■ **Task objective**: Which lines below contain "icon"? Pull them out.

■ **Dataset**:
=== Section Start ===
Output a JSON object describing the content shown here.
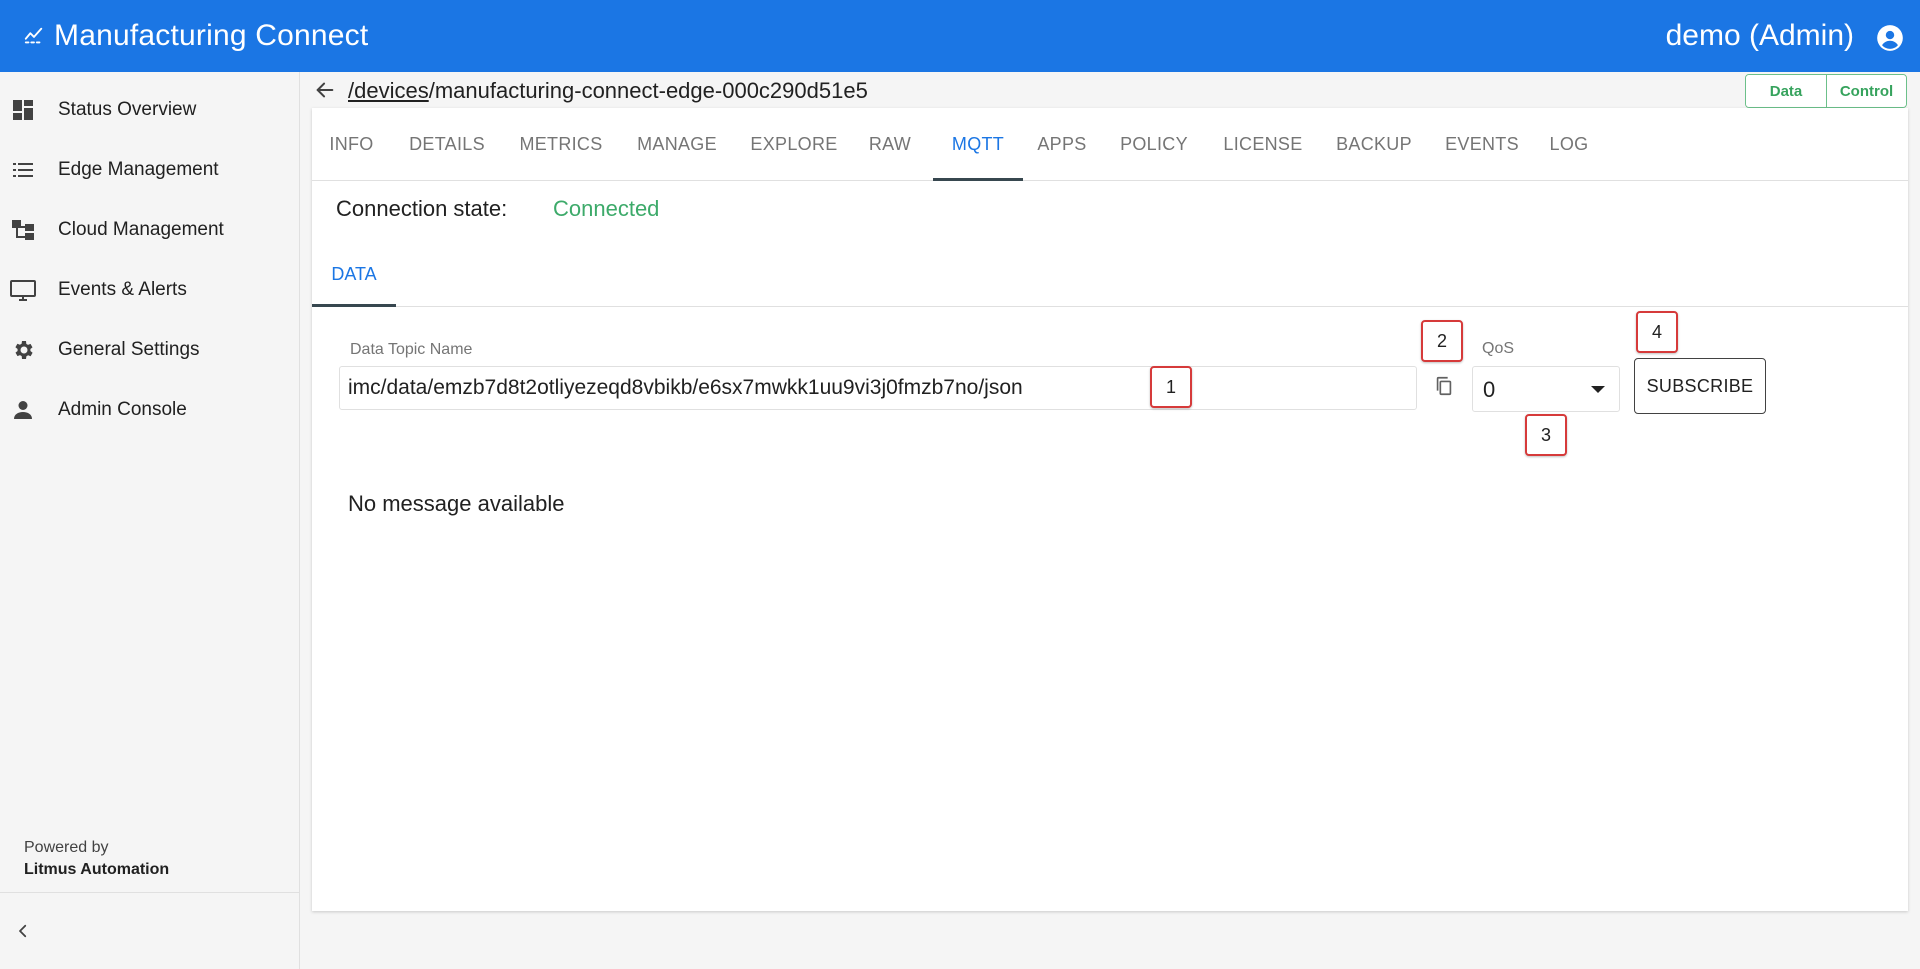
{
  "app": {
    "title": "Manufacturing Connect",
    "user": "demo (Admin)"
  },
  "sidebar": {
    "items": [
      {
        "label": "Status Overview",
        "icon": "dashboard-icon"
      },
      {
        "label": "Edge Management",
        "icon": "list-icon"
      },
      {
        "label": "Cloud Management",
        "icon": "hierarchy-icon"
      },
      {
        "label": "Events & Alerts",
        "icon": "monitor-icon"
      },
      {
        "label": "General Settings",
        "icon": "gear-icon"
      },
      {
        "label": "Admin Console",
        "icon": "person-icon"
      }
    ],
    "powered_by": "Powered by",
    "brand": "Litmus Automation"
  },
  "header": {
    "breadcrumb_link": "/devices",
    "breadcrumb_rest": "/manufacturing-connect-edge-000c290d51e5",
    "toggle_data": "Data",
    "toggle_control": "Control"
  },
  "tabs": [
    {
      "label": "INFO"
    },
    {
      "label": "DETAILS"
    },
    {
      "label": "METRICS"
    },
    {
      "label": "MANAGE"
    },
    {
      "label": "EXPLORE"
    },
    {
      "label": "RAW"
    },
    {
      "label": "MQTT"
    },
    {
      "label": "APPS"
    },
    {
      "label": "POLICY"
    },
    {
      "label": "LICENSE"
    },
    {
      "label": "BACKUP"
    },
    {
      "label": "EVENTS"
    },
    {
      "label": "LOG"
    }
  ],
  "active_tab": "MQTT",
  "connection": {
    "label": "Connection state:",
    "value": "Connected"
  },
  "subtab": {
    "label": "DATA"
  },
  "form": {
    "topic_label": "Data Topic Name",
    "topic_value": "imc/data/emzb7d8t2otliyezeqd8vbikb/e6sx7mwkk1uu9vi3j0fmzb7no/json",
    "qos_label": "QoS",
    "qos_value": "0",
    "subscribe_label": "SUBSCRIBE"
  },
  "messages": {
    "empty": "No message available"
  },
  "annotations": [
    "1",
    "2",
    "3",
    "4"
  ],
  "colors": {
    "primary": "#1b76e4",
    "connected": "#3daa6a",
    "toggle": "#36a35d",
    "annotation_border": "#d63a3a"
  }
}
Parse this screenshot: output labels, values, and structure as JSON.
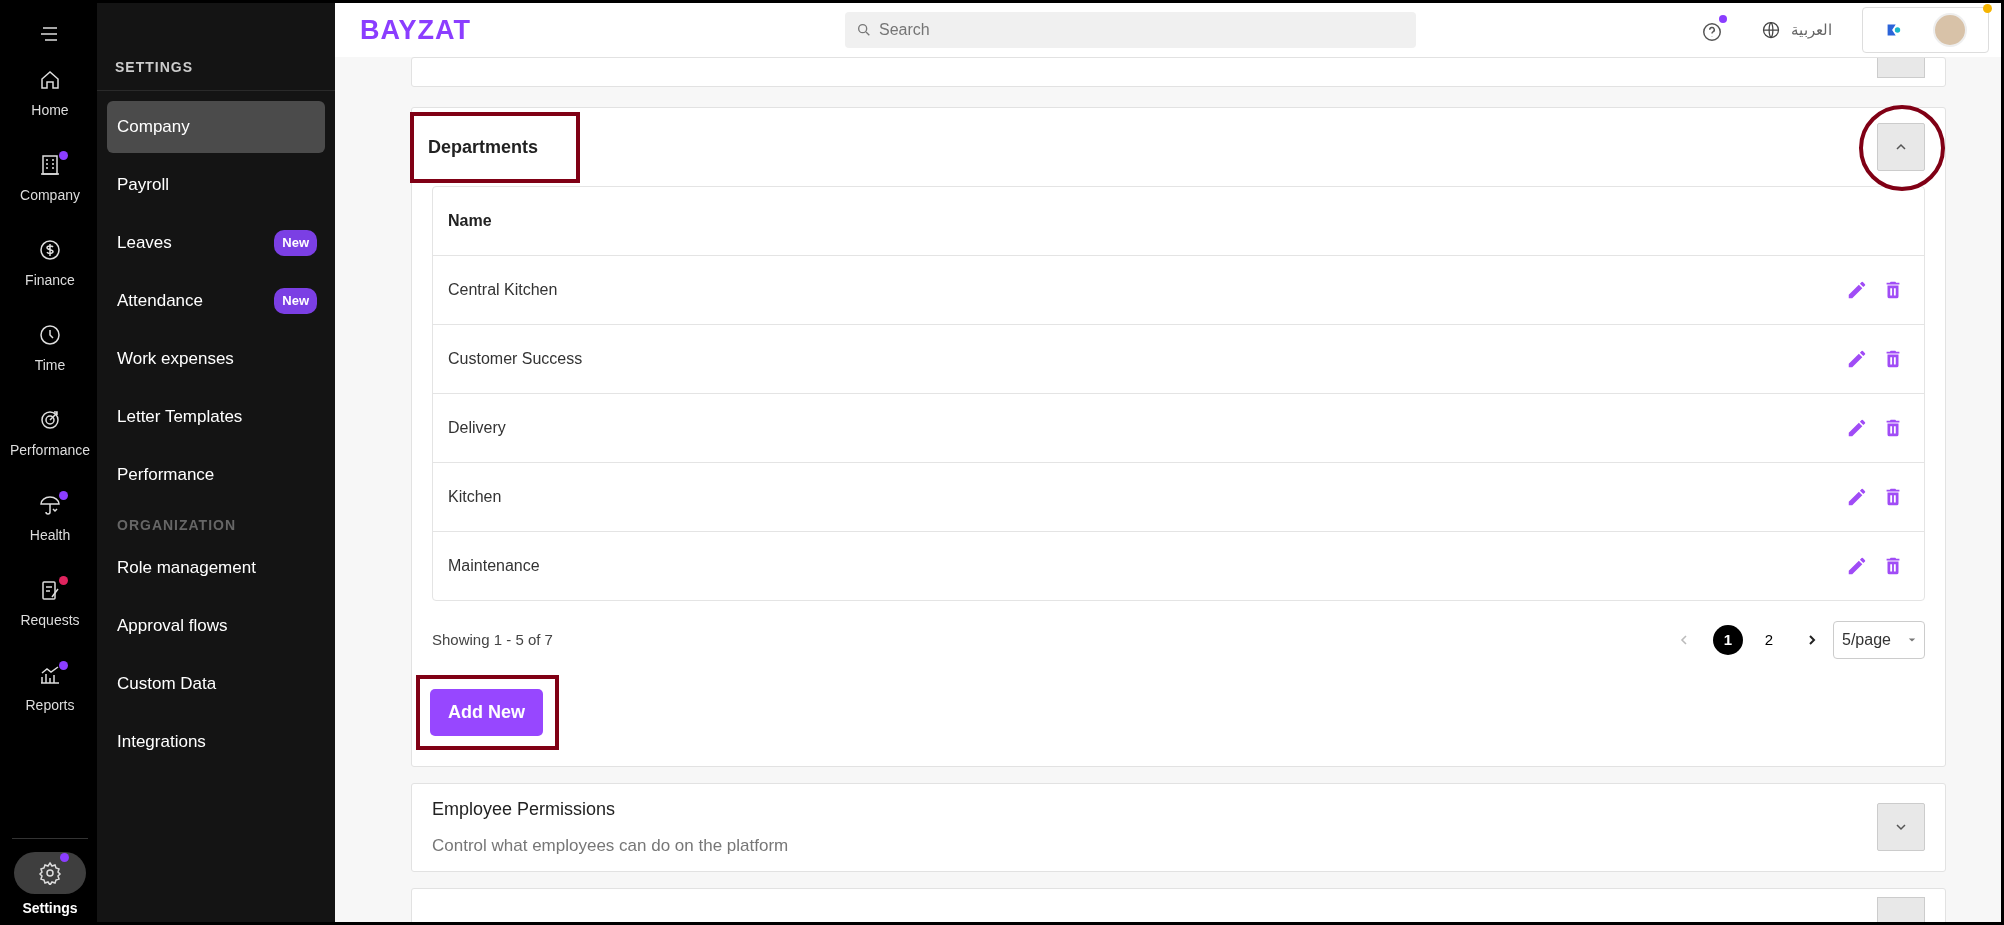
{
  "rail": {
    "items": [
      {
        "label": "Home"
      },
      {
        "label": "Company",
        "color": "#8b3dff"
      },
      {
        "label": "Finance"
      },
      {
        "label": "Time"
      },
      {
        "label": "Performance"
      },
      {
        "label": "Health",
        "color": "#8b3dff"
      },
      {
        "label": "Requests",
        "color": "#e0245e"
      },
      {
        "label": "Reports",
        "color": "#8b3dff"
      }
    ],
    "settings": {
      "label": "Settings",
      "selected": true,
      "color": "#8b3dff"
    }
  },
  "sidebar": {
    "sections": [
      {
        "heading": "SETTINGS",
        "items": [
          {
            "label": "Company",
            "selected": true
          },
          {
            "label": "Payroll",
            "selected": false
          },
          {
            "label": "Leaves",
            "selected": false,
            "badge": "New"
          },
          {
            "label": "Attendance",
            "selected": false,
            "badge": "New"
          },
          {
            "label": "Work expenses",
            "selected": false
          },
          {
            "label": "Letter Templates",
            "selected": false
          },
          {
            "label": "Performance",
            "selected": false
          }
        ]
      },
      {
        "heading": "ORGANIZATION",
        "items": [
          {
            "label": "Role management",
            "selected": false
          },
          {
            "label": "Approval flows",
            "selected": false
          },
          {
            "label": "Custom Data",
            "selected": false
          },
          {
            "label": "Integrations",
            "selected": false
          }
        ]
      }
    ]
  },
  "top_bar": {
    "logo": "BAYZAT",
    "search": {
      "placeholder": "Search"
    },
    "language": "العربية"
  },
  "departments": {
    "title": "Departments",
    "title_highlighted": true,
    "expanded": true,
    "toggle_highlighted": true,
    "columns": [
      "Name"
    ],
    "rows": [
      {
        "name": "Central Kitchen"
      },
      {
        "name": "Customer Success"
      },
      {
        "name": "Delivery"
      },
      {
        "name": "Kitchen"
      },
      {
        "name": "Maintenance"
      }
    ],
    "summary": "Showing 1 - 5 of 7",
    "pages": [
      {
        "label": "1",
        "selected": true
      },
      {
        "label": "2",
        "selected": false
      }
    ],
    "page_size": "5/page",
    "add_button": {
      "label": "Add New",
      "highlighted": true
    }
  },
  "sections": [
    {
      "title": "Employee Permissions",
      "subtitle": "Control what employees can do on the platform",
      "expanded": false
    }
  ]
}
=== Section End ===
■ **Completed task**:
        "icon": "dashboard-icon"
        "icon": "list-icon"
        "icon": "hierarchy-icon"
        "icon": "monitor-icon"
        "icon": "gear-icon"
        "icon": "person-icon"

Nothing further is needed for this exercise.